> _Exercise prompt_:
In which lines of the data does the string "sulla" appear? Copy every one.

(Records from a dataset)
══════════════════════════════

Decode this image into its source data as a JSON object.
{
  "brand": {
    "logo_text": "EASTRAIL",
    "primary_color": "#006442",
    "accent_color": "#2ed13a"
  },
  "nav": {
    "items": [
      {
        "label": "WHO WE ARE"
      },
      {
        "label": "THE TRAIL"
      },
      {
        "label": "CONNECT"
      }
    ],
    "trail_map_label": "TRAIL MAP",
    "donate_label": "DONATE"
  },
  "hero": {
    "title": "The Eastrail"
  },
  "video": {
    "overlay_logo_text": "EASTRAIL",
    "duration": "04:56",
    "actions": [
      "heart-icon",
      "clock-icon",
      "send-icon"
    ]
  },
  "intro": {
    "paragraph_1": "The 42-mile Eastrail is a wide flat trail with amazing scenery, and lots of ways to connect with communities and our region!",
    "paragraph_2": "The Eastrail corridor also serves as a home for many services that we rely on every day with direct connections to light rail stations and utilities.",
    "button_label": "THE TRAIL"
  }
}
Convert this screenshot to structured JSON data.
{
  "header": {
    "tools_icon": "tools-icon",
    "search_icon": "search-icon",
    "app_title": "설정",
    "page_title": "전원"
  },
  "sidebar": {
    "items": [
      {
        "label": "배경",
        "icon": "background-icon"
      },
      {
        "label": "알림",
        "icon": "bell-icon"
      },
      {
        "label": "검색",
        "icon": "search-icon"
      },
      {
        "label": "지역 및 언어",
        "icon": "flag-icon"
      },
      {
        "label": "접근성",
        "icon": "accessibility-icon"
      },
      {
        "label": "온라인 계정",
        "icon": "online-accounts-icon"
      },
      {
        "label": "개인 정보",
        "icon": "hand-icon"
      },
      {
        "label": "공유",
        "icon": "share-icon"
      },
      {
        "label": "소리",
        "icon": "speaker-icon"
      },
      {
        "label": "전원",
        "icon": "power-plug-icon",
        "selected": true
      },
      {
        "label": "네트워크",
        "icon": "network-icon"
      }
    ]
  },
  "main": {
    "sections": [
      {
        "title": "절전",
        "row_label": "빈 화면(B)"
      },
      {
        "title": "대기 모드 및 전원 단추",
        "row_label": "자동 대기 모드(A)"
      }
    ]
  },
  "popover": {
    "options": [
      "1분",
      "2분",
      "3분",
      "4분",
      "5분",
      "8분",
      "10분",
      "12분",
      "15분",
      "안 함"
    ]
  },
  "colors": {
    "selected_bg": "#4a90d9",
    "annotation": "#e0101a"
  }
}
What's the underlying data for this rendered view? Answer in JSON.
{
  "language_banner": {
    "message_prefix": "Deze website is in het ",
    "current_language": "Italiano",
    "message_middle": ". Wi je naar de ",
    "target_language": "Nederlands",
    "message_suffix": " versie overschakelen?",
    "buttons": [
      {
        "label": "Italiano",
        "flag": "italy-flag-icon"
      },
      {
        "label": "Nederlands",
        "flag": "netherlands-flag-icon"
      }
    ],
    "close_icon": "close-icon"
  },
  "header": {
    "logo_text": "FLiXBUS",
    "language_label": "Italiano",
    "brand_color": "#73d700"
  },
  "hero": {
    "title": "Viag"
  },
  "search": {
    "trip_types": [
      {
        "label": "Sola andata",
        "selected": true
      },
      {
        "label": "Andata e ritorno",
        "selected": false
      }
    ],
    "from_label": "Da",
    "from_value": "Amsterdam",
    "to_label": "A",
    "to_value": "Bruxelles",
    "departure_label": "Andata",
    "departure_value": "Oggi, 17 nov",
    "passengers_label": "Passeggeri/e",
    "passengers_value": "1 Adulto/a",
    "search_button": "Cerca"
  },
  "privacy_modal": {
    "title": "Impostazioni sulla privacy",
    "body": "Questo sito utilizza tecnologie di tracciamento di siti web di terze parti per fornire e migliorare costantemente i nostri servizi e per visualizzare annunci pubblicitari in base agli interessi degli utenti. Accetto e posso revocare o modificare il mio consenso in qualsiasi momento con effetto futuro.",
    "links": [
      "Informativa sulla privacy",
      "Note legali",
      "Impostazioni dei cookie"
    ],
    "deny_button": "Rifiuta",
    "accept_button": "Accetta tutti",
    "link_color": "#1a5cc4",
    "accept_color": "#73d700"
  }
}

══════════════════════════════

> _Solution to the problem_:
    "title": "Impostazioni sulla privacy",
      "Informativa sulla privacy",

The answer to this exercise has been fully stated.